|The Recovery disks can usually be ordered for your particular model from the emachines web site online.|
Click on Recovery Media Purchase Program here:
In most cases, a Recovery disk set plus shipping costs a lot less than even an OEM XP Home CD.
(I'm assuming you bought in the US)
A ~ 300 dollar computer.
Try cleaning the laser lens on the optical drive with a laser lens cleaning CD. If you don't have one, most places that sell CDs or DVDs have them - even some "dollar" stores have them for a buck or two.
If you have two or more optical drives, try the disk(s) in another optical drive.
However, many bioses will only boot from a bootable disk in one optical drive. If a bootable disk is not recognized while booting, go into the bios Setup and find the list of optical drives - it's often near the Boot Order or similar settings - the drive you want to boot a bootable disk from must be first in the list, Save bios settings.
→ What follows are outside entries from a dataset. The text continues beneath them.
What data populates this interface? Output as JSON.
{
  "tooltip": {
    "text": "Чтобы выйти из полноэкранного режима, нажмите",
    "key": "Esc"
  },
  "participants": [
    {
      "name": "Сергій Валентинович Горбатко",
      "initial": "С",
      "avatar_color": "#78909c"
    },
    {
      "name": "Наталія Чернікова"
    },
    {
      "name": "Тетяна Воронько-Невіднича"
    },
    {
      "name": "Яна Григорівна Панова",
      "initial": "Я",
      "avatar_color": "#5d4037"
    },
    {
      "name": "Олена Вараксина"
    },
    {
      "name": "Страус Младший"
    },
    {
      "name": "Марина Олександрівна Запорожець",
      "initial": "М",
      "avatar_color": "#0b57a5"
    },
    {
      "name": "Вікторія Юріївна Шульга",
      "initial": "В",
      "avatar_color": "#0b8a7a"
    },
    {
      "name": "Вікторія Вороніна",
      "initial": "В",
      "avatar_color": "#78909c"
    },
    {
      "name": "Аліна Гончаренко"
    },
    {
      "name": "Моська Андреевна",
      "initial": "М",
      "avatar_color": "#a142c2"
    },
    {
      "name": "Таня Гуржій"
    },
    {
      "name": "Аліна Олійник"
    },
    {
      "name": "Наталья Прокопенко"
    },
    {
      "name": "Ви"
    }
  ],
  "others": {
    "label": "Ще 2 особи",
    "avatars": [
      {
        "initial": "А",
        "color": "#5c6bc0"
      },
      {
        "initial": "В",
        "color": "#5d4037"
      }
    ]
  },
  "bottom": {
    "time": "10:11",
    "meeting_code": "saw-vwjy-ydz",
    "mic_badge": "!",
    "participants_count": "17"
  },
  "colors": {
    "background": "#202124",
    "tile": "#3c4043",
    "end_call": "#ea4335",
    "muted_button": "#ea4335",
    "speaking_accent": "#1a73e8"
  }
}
CD-R or DVD-R disks should read properly in any computer that can read CDs or DVDs, but other types of burned disks may NOT read properly in a drive they were not made in, and all optical drives are somewhat sensitive regarding which media (brands and types of burnable disks) work in them properly.
There is often a list of media that does work properly with the model on the optical drive manufacturer' web site, or if you added or replaced a drive, a new drive often has a printed sheet that comes with it that has that info.
emachines desktop computers are well known to have el-cheapo power supplies that tend to fail more often than average, and when the power supply fails completely, they are a lot more likely than average to damage something else, often the mboard.
Unplug the cord to the computer, or otherwise switch off the AC power to it, open up the computer case, and find the label on the power supply.
The failure of BESTEC power supplies is probably the most frequent reason an emachines desktop computer fails to run, and in many cases, if the PS has failed completely, replacing the power supply does NOT restore the computer to working again - in those cases, the failed BESTEC PS has probably fried the mboard !
If the brand is BESTEC, I advise you to frequently take a look in the bios Setup at the current readings for +3.3v, +5v, and +12v - the actual value should be within 10% of the nominal value - if it isn't replace the power supply with one that is NOT BESTEC.
Or - get and install in Windows a freeware hardware monitoring program that can show you the same readings as in the bios for the current readings for voltages, fan rpms, and temps at any time. It can often be set to warn you or shut down the computer if the PS voltages get too far out of whack.
If it is failing, you can usually replace it with any decent standard sized standard ATX PS with the same capacity or greater.
Standard (PS/2) power supply size - 86mm high, 150mm wide, 140mm deep, or 3 3/8" h x 5 7/8" w x 5 1/2" d , or very close to that, though the depth can be more or less for some PSs.
Your power supply must have at least the minumum capacity required to support a system with the graphics card you are using installed, or the max graphics card you might install in the future.
(Onboard video - video built into the mboard - IS NOT A CARD!)
If that info is not in the ad for the video card, you can go to the video card maker's web site and look up the specs for the model - often under system requirements - the minimum PS wattage, and, more important, the minimum amperage the PS must supply at 12v is stated. If you don't find that, any card with the same video chipset including any letters after the model number has very similar minimum PS requirements. Some power supplies have two or more +12v ratings - in that case, add those ratings to determine the total +12v current capacity.
If you're a gamer....
In most if not all cases, the max capacity rating of the PS is an intermittant rating. It's recommended that you do not load your PS to any more that 80% of that rating if you are going to be using something that puts a constant load on it, such as playing a recent game for hours on end. In that case, you multiply the min capacity stated for the system with the particular video chipset on the card by 1.25 to find the min. capacity of the PS you should get.
Don't buy an el-cheapo PS.
See response 3 in this: